The ability to specify at design time the identity of the resource(s) to which instances of this task will be distributed at runtime.
The Fix Bentley task must only be undertaken by Fred
Direct Distribution offers the ability for a process designer to precisely specify the identity of the resource to which instances of a task will be distributed at runtime. This is particularly useful where it is known that a task can only be effectively undertaken by a specific resource as it prevents the problem of unexpected or non-suitable resource distributions arising at runtime by ensuring work items are routed to specific resources, a feature that is particularly desirable for critical tasks.
The Direct Distribution pattern is specified as a relationship between a task and a (non-empty) group of resources. At runtime, work items associated with the task are distributed to one or more of these resources.
There is no specific context conditions associated with this pattern.
Most PAIS offer some form of support for Direct Distribution of tasks to specific resources. In most cases, the distribution is to a single resource, however Staffware allows a work item to be allocated to a series of specific resources (achieved by specifying the names of multiple resources for potential allocation) and at runtime, the work item is routed to all of these resources and each of them is required to release it before the work item can be deemed to have finished and the case can progress.
One of the main drawbacks of this approach to work distribution is that it effectively defines a static binding of all work items associated with a task to a single resource. This removes much of the advantage associated with the use of process technology for managing work distribution as the PAIS is offered little latitude for optimising the distribution of work items in this situation.
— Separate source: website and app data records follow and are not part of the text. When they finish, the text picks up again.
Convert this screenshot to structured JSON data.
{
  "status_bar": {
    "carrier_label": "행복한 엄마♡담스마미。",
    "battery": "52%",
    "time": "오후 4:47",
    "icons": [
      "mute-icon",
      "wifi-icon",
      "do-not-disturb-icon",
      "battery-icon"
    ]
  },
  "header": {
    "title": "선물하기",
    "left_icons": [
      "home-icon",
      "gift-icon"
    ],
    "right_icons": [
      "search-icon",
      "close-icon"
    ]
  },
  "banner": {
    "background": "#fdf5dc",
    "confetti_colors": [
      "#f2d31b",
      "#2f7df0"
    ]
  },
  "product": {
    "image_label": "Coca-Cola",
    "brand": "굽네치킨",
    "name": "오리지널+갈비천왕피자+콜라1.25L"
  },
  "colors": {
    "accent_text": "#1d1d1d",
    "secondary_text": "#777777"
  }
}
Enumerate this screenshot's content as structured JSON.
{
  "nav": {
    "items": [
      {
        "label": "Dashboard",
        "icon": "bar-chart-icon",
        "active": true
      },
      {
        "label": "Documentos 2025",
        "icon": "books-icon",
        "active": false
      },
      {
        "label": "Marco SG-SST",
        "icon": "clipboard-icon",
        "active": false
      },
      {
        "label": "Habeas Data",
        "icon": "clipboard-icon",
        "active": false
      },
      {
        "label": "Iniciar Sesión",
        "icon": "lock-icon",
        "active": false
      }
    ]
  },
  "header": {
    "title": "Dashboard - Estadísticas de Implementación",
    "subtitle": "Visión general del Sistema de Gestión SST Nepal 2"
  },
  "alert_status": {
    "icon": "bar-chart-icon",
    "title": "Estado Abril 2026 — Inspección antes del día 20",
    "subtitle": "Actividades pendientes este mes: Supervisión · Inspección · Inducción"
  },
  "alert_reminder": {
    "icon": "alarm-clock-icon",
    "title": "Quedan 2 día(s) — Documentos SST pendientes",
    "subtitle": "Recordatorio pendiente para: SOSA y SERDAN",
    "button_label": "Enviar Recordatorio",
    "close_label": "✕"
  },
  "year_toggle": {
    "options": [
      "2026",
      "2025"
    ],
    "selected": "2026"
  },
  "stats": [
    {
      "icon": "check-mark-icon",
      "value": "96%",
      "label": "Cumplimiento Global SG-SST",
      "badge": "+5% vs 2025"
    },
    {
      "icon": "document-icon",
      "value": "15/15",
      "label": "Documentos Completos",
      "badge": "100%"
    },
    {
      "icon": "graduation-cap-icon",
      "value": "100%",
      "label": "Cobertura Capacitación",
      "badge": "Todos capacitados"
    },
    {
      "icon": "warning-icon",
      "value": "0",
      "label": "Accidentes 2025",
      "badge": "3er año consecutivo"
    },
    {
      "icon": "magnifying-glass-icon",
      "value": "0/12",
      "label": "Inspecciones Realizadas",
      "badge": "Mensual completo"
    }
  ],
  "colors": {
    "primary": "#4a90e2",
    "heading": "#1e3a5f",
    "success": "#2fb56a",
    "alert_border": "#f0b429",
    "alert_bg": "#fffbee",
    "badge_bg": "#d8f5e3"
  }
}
There is no real solution to this problem although the use of deadline and escalation mechanisms offer ways of ensuring that situations are detected where a specific resource becomes overloaded and cannot deal with its assigned workload in a reasonable timeframe.
An offering achieves full support if it satisfies the description for the pattern.
To achieve a + rating (direct support) or a +/- rating (partial support) the product should satisfy the corresponding evaluation criterion of the pattern. Otherwise a - rating (no support) is assigned.
|Websphere MQ Workflow||3.4||+||Directly supported|
|FLOWer||3.0||+||Where there is a 1-1 correspondence between a specific role and an actual resource|
|BPMN||1.0||+||Through the notion of Pool, as it can be used to denote a specific business entity, e.g. a specific actor. The notion of Lane could be used for this purpose as well|
|UML||2.0||+||Directly supported by basing a partition on a single object (resource) instance|
|Oracle BPEL||10.1.2||+||Oracle BPEL PM supports this pattern directly. The resources can be specified statically or dynamically. The organization structure, together with resources, their identities, and other characteristics can be specified via JAZN admintool. When adding a task to the process model, the workflow wizard allows specifying a single user, a set of the users, or a group. Each of the task parameters specified by means of the wizard can be modified later in the designer view or in the corresponding BPEL code.|
|jBPM||3.1.4||+||jBPM supports this pattern and allows a task to be assigned to a user (through <assignment expression="user(username)"> for a task).|
|OpenWFE||1.7.3||-||OpenWFE does not support this direct allocation as work is distributed to roles but not to individual resources.|
|Enhydra Shark||2||+||Enhydra Shark supports direct allocation. A Participant in the workflow model can be mapped directly to a specific User defined in the process manager.|
Summary of Evaluation